The Minister for Finance (Mr Dawkins) as the responsible Minister has provided the following response:

The Government does not maintain statistics on the use of Qantas by members of Parliament or public servants. The Government has no reason to doubt the accuracy of the statistics quoted by the Chairman of Qantas.

In elaboration of the comments made by Senator Button in his preliminary response to Senator Coates' question I wish to record the fact that Finance Directions require Qantas services to be used on all occasions where available flights meet requirements for official travel at Commonwealth expense by Commonwealth public servants travelling overseas. The Directions also require that where suitable flights are not available, preference be given to services of airlines with which Qantas has revenue pooling arrangements.


Senator Gareth Evans —On 8 November 1983 (Hansard, page 2249) Senator Bjelke- Petersen asked me the following question without notice:

My question is to the Attorney-General. I refer him to a report in the Australian newspaper last week in which it was stated that a Mr Peter Niarros, a boilermaker at Mount Newman, was receiving bomb threats and was to be dismissed following his refusal to pay $20 to a union strike fund. In view of this blatant violation of Mr Niarros's human rights, will the Attorney refer his case urgently to the Human Rights Commission for immediate investigation and action? In view of the Attorney's much flaunted belief in human rights, will he give an unequivocal assurance that the human rights legislation will extend to those unions which have shown on many occasions that they will not hesitate to use standover tactics, including bomb threats and abusive phone calls, to violate the human rights and liberties of those people in our community who will not bow to their demands?

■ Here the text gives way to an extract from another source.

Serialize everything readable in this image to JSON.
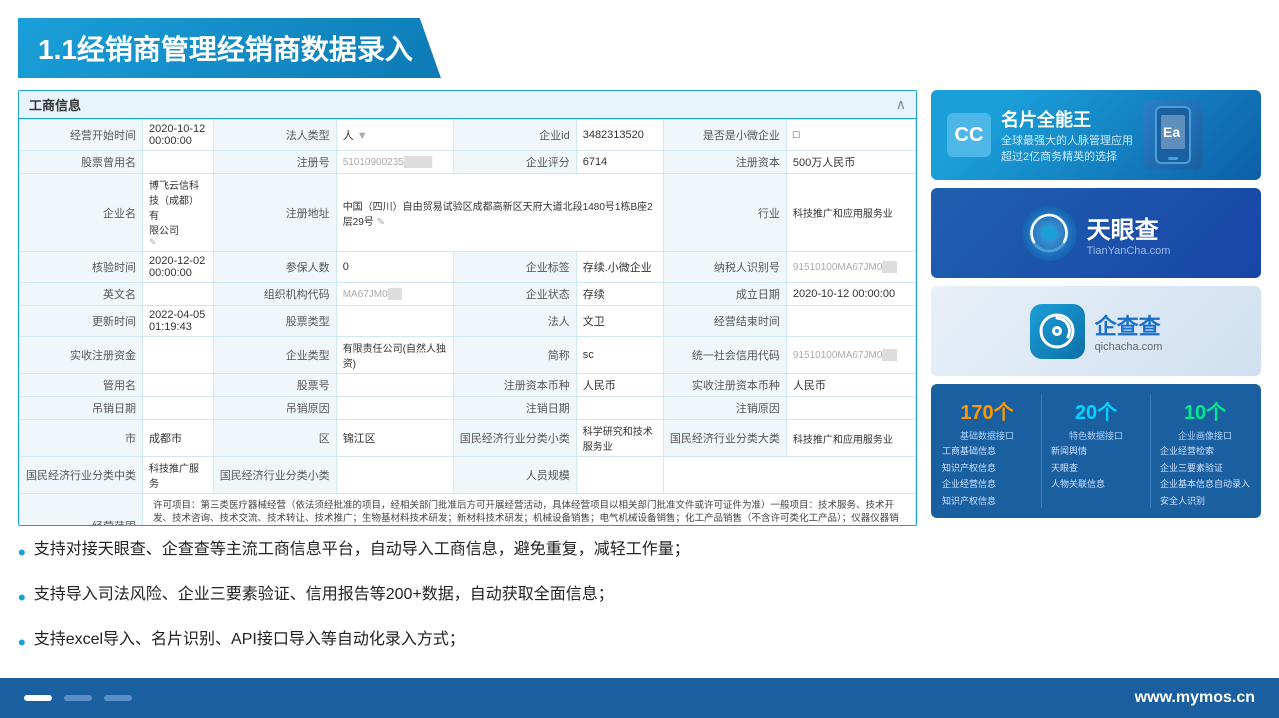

The answer to the honourable senator's question is as follows:

With regard to the first part of the honourable senator's question, I should mention that the complaint handling function of the Human Rights Commission relates to acts and practices engaged in by or on behalf of the Commonwealth or a Commonwealth authority, or in a Territory, or under Commonwealth or Territory law. There is, I think, a question whether the action taken against Mr Niarros referred to by the honourable senator is an act or practice of that kind. However, if it appears to Mr Niarros that the matter may be within the Commission's functions, his appropriate course would be to take up the matter with the Commission by lodging a complaint.

As to the second part of the honourable senator's question, as I indicated in my earlier answer, the content of the proposed Bill of Rights will be made public when the Bill is introduced early in the autumn session.